That said, we all need to strategize our career advancement, and conducting a job search sometimes is necessary. However, it is often extremely important that your current employer has no clue about your plans to leave them.


To make sure that your current employer does not find out about your job hunt, here are some tips:


  • Never use your office computer to visit job sites. Employers are on the lookout for such behavior and they might sniff at your activities before you even land an interview. Do all your job hunting in your own time, and on your personal computer or cell phone.
  • Use your personal email address on any resumes, never your company address.
  • Don’t post your resume on job boards. Your company’s HR department will more than likely find your resume as they often do searches to see which employees are looking.
  • Schedule interviews during lunch or after hours and over weekends as much as possible, to avoid taking excessive time off. If you explain to your prospective employers that you don’t like to take time off, they often will be more than happy to schedule interviews to accommodate.
  • Be aware if you are interviewing with a direct competitor, or with a company that is associated with your current employer in any way, and make sure they know you expect confidentiality. Many companies have partner concerns and sister organizations that may not be mentioned on a company’s website. Do thorough homework to ensure that your potential new employer is not in some way connected to your existing employer. Also, if you have a non-compete, be aware of any companies that may trigger that before your interview with them.
  • While interviewing, do not provide the names of your current managers or coworkers to your hiring manager.
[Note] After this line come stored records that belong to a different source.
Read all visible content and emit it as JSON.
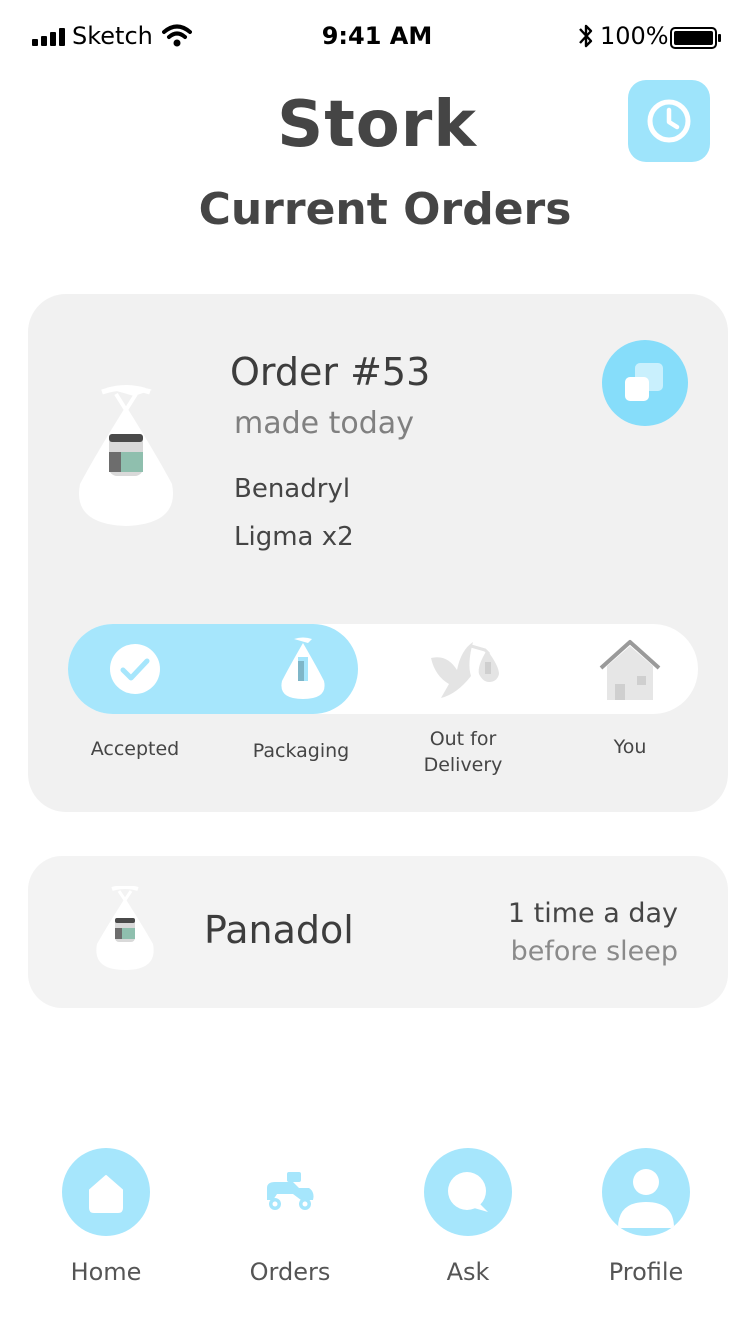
{
  "status_bar": {
    "carrier": "Sketch",
    "time": "9:41 AM",
    "battery": "100%"
  },
  "header": {
    "app_title": "Stork",
    "page_title": "Current Orders",
    "history_icon": "clock-icon"
  },
  "order": {
    "title": "Order #53",
    "subtitle": "made today",
    "items": [
      "Benadryl",
      "Ligma x2"
    ],
    "copy_icon": "copy-icon",
    "progress_fraction": 0.46,
    "steps": [
      {
        "label": "Accepted",
        "icon": "check-icon",
        "state": "done"
      },
      {
        "label": "Packaging",
        "icon": "bag-icon",
        "state": "current"
      },
      {
        "label": "Out for\nDelivery",
        "icon": "stork-icon",
        "state": "pending"
      },
      {
        "label": "You",
        "icon": "house-icon",
        "state": "pending"
      }
    ]
  },
  "prescription": {
    "name": "Panadol",
    "frequency": "1 time a day",
    "timing": "before sleep"
  },
  "nav": {
    "items": [
      {
        "label": "Home",
        "icon": "home-icon"
      },
      {
        "label": "Orders",
        "icon": "scooter-icon"
      },
      {
        "label": "Ask",
        "icon": "chat-icon"
      },
      {
        "label": "Profile",
        "icon": "user-icon"
      }
    ]
  },
  "colors": {
    "accent": "#a6e6fc",
    "accent_strong": "#86ddfa",
    "card_bg": "#f1f1f1",
    "text_dark": "#3d3d3d",
    "text_muted": "#808080"
  }
}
It’s a small world and you never know who knows whom and may decide to pick up the phone and blow your confidential search.
  • Do not discuss your plans to leave your job with any co-workers or mention your unhappiness on social media.
  • Be open when working with an experienced professional Recruiter. They are aware of confidentiality concerns and will be careful never to expose anyone to their current employer.


Has anyone ever outed you on a job search? How did you handle it?